● **INSTRUCTIONS FOR THE TASK**: Repeat each entry below exactly.

Recorded data:
===

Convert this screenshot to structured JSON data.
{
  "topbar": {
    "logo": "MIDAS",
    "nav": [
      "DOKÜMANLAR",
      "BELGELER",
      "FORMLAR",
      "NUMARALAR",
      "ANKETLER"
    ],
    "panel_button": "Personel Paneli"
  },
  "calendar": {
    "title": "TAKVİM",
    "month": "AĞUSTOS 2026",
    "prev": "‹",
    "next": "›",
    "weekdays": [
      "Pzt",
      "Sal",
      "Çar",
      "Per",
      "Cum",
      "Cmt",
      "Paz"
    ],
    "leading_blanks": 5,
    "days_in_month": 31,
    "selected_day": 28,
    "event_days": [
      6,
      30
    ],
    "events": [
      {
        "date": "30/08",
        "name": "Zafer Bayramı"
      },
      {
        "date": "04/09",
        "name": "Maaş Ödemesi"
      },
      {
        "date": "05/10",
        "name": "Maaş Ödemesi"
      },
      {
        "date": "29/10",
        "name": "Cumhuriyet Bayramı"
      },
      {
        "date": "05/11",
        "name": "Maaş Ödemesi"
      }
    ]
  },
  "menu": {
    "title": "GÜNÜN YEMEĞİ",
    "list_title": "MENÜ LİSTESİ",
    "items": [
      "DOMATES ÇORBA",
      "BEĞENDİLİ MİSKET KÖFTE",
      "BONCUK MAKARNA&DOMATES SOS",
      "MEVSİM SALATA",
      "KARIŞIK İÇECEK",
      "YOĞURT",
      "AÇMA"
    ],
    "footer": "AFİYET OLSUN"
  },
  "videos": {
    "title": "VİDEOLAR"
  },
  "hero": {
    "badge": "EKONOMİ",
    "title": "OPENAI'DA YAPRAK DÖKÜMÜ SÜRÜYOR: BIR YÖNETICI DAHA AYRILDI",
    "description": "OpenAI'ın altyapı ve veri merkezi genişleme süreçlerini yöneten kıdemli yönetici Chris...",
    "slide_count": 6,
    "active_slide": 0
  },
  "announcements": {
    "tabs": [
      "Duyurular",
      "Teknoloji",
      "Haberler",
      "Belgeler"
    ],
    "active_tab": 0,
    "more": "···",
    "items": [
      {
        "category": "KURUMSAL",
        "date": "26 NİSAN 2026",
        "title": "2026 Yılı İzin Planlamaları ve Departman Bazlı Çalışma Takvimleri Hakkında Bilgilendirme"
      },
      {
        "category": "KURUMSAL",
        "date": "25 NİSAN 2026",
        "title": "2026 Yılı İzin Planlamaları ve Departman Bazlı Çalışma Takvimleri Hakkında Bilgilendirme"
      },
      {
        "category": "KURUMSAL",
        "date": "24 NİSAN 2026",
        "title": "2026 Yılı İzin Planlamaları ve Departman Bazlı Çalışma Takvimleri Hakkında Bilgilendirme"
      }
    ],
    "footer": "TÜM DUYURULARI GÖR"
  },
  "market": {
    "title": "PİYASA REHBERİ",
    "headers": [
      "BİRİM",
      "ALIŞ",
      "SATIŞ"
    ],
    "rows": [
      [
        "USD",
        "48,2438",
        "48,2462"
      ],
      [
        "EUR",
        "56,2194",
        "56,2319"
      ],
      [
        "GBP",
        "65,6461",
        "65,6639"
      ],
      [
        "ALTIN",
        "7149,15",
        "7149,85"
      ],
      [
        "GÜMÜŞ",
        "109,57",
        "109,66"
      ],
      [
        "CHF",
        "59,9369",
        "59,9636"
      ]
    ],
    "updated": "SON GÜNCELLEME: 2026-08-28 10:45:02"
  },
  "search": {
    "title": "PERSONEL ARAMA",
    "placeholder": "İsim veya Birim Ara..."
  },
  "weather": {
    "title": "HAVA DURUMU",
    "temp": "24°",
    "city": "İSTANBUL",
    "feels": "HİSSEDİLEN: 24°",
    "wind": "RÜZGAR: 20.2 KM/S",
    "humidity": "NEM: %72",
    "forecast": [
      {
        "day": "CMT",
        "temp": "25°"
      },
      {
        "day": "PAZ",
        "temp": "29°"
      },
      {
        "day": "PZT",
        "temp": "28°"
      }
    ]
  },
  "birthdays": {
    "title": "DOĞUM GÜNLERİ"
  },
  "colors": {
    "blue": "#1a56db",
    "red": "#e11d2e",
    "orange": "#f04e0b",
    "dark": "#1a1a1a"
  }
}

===

● **SOLUTION FOR THIS PROBLEM**:
Convert this screenshot to structured JSON data.
{
  "topbar": {
    "logo": "MIDAS",
    "nav": [
      "DOKÜMANLAR",
      "BELGELER",
      "FORMLAR",
      "NUMARALAR",
      "ANKETLER"
    ],
    "panel_button": "Personel Paneli"
  },
  "calendar": {
    "title": "TAKVİM",
    "month": "AĞUSTOS 2026",
    "prev": "‹",
    "next": "›",
    "weekdays": [
      "Pzt",
      "Sal",
      "Çar",
      "Per",
      "Cum",
      "Cmt",
      "Paz"
    ],
    "leading_blanks": 5,
    "days_in_month": 31,
    "selected_day": 28,
    "event_days": [
      6,
      30
    ],
    "events": [
      {
        "date": "30/08",
        "name": "Zafer Bayramı"
      },
      {
        "date": "04/09",
        "name": "Maaş Ödemesi"
      },
      {
        "date": "05/10",
        "name": "Maaş Ödemesi"
      },
      {
        "date": "29/10",
        "name": "Cumhuriyet Bayramı"
      },
      {
        "date": "05/11",
        "name": "Maaş Ödemesi"
      }
    ]
  },
  "menu": {
    "title": "GÜNÜN YEMEĞİ",
    "list_title": "MENÜ LİSTESİ",
    "items": [
      "DOMATES ÇORBA",
      "BEĞENDİLİ MİSKET KÖFTE",
      "BONCUK MAKARNA&DOMATES SOS",
      "MEVSİM SALATA",
      "KARIŞIK İÇECEK",
      "YOĞURT",
      "AÇMA"
    ],
    "footer": "AFİYET OLSUN"
  },
  "videos": {
    "title": "VİDEOLAR"
  },
  "hero": {
    "badge": "EKONOMİ",
    "title": "OPENAI'DA YAPRAK DÖKÜMÜ SÜRÜYOR: BIR YÖNETICI DAHA AYRILDI",
    "description": "OpenAI'ın altyapı ve veri merkezi genişleme süreçlerini yöneten kıdemli yönetici Chris...",
    "slide_count": 6,
    "active_slide": 0
  },
  "announcements": {
    "tabs": [
      "Duyurular",
      "Teknoloji",
      "Haberler",
      "Belgeler"
    ],
    "active_tab": 0,
    "more": "···",
    "items": [
      {
        "category": "KURUMSAL",
        "date": "26 NİSAN 2026",
        "title": "2026 Yılı İzin Planlamaları ve Departman Bazlı Çalışma Takvimleri Hakkında Bilgilendirme"
      },
      {
        "category": "KURUMSAL",
        "date": "25 NİSAN 2026",
        "title": "2026 Yılı İzin Planlamaları ve Departman Bazlı Çalışma Takvimleri Hakkında Bilgilendirme"
      },
      {
        "category": "KURUMSAL",
        "date": "24 NİSAN 2026",
        "title": "2026 Yılı İzin Planlamaları ve Departman Bazlı Çalışma Takvimleri Hakkında Bilgilendirme"
      }
    ],
    "footer": "TÜM DUYURULARI GÖR"
  },
  "market": {
    "title": "PİYASA REHBERİ",
    "headers": [
      "BİRİM",
      "ALIŞ",
      "SATIŞ"
    ],
    "rows": [
      [
        "USD",
        "48,2438",
        "48,2462"
      ],
      [
        "EUR",
        "56,2194",
        "56,2319"
      ],
      [
        "GBP",
        "65,6461",
        "65,6639"
      ],
      [
        "ALTIN",
        "7149,15",
        "7149,85"
      ],
      [
        "GÜMÜŞ",
        "109,57",
        "109,66"
      ],
      [
        "CHF",
        "59,9369",
        "59,9636"
      ]
    ],
    "updated": "SON GÜNCELLEME: 2026-08-28 10:45:02"
  },
  "search": {
    "title": "PERSONEL ARAMA",
    "placeholder": "İsim veya Birim Ara..."
  },
  "weather": {
    "title": "HAVA DURUMU",
    "temp": "24°",
    "city": "İSTANBUL",
    "feels": "HİSSEDİLEN: 24°",
    "wind": "RÜZGAR: 20.2 KM/S",
    "humidity": "NEM: %72",
    "forecast": [
      {
        "day": "CMT",
        "temp": "25°"
      },
      {
        "day": "PAZ",
        "temp": "29°"
      },
      {
        "day": "PZT",
        "temp": "28°"
      }
    ]
  },
  "birthdays": {
    "title": "DOĞUM GÜNLERİ"
  },
  "colors": {
    "blue": "#1a56db",
    "red": "#e11d2e",
    "orange": "#f04e0b",
    "dark": "#1a1a1a"
  }
}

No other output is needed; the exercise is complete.